Flurin pulls a pair of Ray Ban sunglasses out of his pocket and puts them on.

The sun is pretty bright, but I guess those do more than just protect your eyes …

FC (smiles): That’s right. These glasses let you take in your environment and consume audiovisual information without your needing to look down at your smartphone. We’ve already used these smart glasses to organise guided tours of Vienna and New York on the occasion of Beethoven’s birthday in 2018. During the tour, the glasses pointed out important locations to the visitors. Even the New York Times ran an article on it!


And where is there a demand for intelligent voice tech in Switzerland?

FC: We try to solve local problems. For the Zermatt tourist board, for example, we’ve developed a voice assistant that recommends activities, knows the opening hours of the area’s ski lifts and offers avalanche predictions. The app also shows you how to take the best pictures of the Matterhorn and makes restaurant bookings for you. You can talk to the voice assistant through Alexa wherever you are.


AE: In the long run, we want to be able to develop our own glasses and voice services without depending on the major American players. This requires local partners that can develop the required technologies. It’ll be some time before they come along. Switzerland needs to be a little bit braver.


Unlike conventional smartphones, voice-based technologies are much more accessible, which is what makes them so innovative.

FC: Exactly – voice technology brings generations together. One the one hand, children are naturally adept at using voice assistants and enjoy talking to them. On the other hand, elderly people with health issues can benefit from these technologies, too. The ability to use a voice assistant to make a phone call, switch the light off or simply have a chat with an avatar gives a bedridden patient a great deal of their independence back.


Ambitious visions!

AE: Yes, we want to solve problems caused by a lack of skilled workers: in tourism, at reception desks, in care work, you name it. The idea behind our work is that voice technology can take over trivial tasks that are currently not well served. This frees up time for people to do more important things. We don’t want to replace people with technology like they do in science fiction films.


Speaking of the far future: how will voice technology make our lives easier in years to come?

FC: I can imagine voice technologies being used to speed up information retrieval in institutions, such as schools or hospitals, in the near future. You could simply phrase a question and get an answer without having to waste time browsing databases and websites.

How is this innovative technology reflected in your day-to-day work?

AE: We need freedom in planning our own working time – the question of when we work, where we work. For example, one of our employees recently moved in with his girlfriend in the Netherlands, and he works remotely from there now.


You have offices in Austria and Germany, too. What does this decentralised model do to your team cohesion?

AE: Surprisingly, our team cohesion is better than what I’ve seen at companies that put everyone in the same building. We had two company retreats last year. The management even apologised that these things only happen relatively rarely. At the time, I had been working here for two months, and I’d already been on two company excursions. I’d never done anything like it in the whole ten years before coming here!
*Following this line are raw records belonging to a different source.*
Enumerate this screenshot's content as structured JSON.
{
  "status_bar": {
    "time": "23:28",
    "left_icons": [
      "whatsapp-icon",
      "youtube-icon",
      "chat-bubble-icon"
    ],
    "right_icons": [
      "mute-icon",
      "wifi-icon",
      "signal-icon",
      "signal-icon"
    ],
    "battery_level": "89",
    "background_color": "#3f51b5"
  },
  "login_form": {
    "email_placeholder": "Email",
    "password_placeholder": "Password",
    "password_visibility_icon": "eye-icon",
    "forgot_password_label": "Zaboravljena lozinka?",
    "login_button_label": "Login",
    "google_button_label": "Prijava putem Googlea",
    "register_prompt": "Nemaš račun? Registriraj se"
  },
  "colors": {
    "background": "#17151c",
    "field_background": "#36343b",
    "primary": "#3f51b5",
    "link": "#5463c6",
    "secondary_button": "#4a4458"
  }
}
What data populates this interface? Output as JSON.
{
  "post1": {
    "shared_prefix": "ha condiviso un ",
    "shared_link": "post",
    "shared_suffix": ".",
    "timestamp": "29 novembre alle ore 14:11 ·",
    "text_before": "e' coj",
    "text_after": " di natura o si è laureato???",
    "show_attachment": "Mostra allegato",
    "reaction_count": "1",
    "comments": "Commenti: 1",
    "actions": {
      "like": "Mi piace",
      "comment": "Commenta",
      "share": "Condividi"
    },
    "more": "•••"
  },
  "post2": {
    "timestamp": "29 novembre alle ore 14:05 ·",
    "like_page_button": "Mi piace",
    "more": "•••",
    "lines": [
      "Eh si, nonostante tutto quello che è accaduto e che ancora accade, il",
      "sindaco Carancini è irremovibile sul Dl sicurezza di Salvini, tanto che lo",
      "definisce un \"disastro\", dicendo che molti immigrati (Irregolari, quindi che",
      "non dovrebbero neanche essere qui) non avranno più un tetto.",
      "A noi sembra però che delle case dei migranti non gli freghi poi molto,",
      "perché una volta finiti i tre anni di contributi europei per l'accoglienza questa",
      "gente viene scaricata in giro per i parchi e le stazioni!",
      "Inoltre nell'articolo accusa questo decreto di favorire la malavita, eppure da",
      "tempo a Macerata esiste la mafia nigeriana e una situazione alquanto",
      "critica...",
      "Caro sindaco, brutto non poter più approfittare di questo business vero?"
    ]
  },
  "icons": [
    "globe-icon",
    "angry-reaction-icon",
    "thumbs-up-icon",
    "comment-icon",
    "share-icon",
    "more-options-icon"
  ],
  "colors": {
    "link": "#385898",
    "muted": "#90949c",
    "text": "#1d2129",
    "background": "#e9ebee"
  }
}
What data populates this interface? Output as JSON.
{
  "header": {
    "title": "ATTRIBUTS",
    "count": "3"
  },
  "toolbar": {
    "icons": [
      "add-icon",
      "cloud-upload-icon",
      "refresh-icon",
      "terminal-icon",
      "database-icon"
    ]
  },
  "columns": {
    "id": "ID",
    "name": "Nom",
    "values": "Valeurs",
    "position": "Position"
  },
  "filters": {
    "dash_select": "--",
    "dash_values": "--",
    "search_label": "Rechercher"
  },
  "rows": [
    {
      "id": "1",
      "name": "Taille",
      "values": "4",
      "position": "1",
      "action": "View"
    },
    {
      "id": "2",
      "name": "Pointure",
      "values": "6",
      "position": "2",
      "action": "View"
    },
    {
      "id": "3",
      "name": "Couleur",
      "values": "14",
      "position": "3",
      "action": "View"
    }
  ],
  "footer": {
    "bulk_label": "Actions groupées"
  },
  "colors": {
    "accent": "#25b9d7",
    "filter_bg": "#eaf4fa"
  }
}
FC: And we actively make an effort to meet up. When we do get together, we’re in this lovely atmosphere discussing projects or crazy visions, and we enjoy the garden together.